__Problem requirements__
Restate all the entries exactly as they appear, apart from the pictures.

Stored items:
####

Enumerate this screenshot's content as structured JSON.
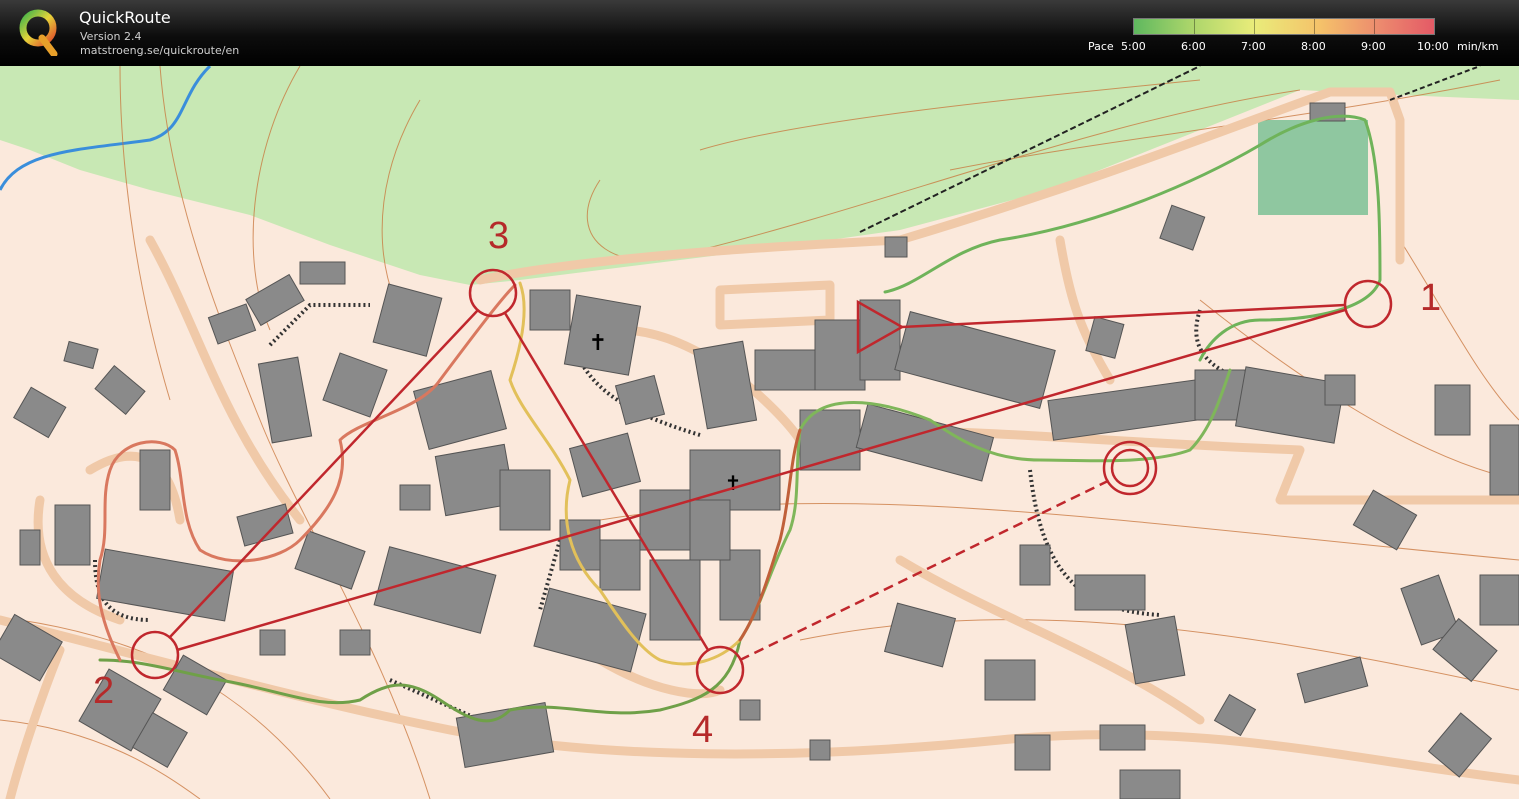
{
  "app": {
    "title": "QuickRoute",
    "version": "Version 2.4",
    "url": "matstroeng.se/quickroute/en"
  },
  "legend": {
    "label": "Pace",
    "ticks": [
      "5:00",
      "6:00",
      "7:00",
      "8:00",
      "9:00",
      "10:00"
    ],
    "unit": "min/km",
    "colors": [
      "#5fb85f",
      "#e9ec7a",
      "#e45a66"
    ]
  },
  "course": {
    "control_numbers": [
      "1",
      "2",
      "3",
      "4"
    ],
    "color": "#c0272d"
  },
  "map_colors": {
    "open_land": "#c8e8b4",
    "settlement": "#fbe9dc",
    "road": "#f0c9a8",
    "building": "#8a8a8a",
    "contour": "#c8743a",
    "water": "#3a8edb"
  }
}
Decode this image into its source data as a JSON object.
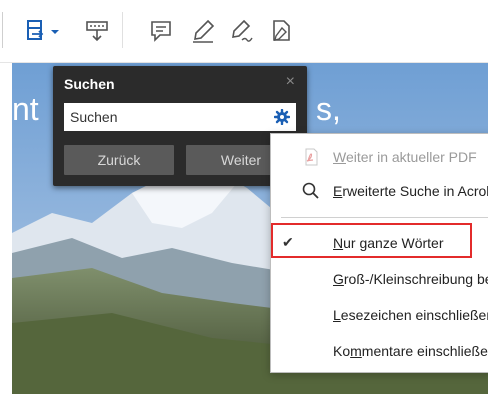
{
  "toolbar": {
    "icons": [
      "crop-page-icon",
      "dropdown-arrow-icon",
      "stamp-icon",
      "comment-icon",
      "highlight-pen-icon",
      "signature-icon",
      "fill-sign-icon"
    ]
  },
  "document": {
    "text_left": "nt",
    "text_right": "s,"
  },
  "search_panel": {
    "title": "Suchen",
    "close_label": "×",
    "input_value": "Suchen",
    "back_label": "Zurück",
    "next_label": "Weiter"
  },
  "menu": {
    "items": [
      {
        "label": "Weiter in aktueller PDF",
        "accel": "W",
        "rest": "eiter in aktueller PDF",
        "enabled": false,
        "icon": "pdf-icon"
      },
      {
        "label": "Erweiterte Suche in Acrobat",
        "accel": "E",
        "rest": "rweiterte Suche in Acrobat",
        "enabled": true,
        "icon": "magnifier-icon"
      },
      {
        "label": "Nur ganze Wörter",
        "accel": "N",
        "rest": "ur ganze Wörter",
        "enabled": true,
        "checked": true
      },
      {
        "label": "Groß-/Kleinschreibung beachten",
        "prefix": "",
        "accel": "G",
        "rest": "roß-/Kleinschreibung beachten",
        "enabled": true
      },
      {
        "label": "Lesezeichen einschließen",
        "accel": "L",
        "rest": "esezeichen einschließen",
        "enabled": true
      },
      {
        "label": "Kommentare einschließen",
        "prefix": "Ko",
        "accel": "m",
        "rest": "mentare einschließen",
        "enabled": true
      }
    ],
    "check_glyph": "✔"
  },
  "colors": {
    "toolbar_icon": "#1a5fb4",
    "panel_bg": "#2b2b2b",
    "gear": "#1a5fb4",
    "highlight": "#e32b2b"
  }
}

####

__Result for this task__
Enumerate this screenshot's content as structured JSON.
{
  "app": {
    "title": "QuickRoute",
    "version": "Version 2.4",
    "url": "matstroeng.se/quickroute/en"
  },
  "legend": {
    "label": "Pace",
    "ticks": [
      "5:00",
      "6:00",
      "7:00",
      "8:00",
      "9:00",
      "10:00"
    ],
    "unit": "min/km",
    "colors": [
      "#5fb85f",
      "#e9ec7a",
      "#e45a66"
    ]
  },
  "course": {
    "control_numbers": [
      "1",
      "2",
      "3",
      "4"
    ],
    "color": "#c0272d"
  },
  "map_colors": {
    "open_land": "#c8e8b4",
    "settlement": "#fbe9dc",
    "road": "#f0c9a8",
    "building": "#8a8a8a",
    "contour": "#c8743a",
    "water": "#3a8edb"
  }
}
Decode this image into its source data as a JSON object.
{
  "toolbar": {
    "icons": [
      "crop-page-icon",
      "dropdown-arrow-icon",
      "stamp-icon",
      "comment-icon",
      "highlight-pen-icon",
      "signature-icon",
      "fill-sign-icon"
    ]
  },
  "document": {
    "text_left": "nt",
    "text_right": "s,"
  },
  "search_panel": {
    "title": "Suchen",
    "close_label": "×",
    "input_value": "Suchen",
    "back_label": "Zurück",
    "next_label": "Weiter"
  },
  "menu": {
    "items": [
      {
        "label": "Weiter in aktueller PDF",
        "accel": "W",
        "rest": "eiter in aktueller PDF",
        "enabled": false,
        "icon": "pdf-icon"
      },
      {
        "label": "Erweiterte Suche in Acrobat",
        "accel": "E",
        "rest": "rweiterte Suche in Acrobat",
        "enabled": true,
        "icon": "magnifier-icon"
      },
      {
        "label": "Nur ganze Wörter",
        "accel": "N",
        "rest": "ur ganze Wörter",
        "enabled": true,
        "checked": true
      },
      {
        "label": "Groß-/Kleinschreibung beachten",
        "prefix": "",
        "accel": "G",
        "rest": "roß-/Kleinschreibung beachten",
        "enabled": true
      },
      {
        "label": "Lesezeichen einschließen",
        "accel": "L",
        "rest": "esezeichen einschließen",
        "enabled": true
      },
      {
        "label": "Kommentare einschließen",
        "prefix": "Ko",
        "accel": "m",
        "rest": "mentare einschließen",
        "enabled": true
      }
    ],
    "check_glyph": "✔"
  },
  "colors": {
    "toolbar_icon": "#1a5fb4",
    "panel_bg": "#2b2b2b",
    "gear": "#1a5fb4",
    "highlight": "#e32b2b"
  }
}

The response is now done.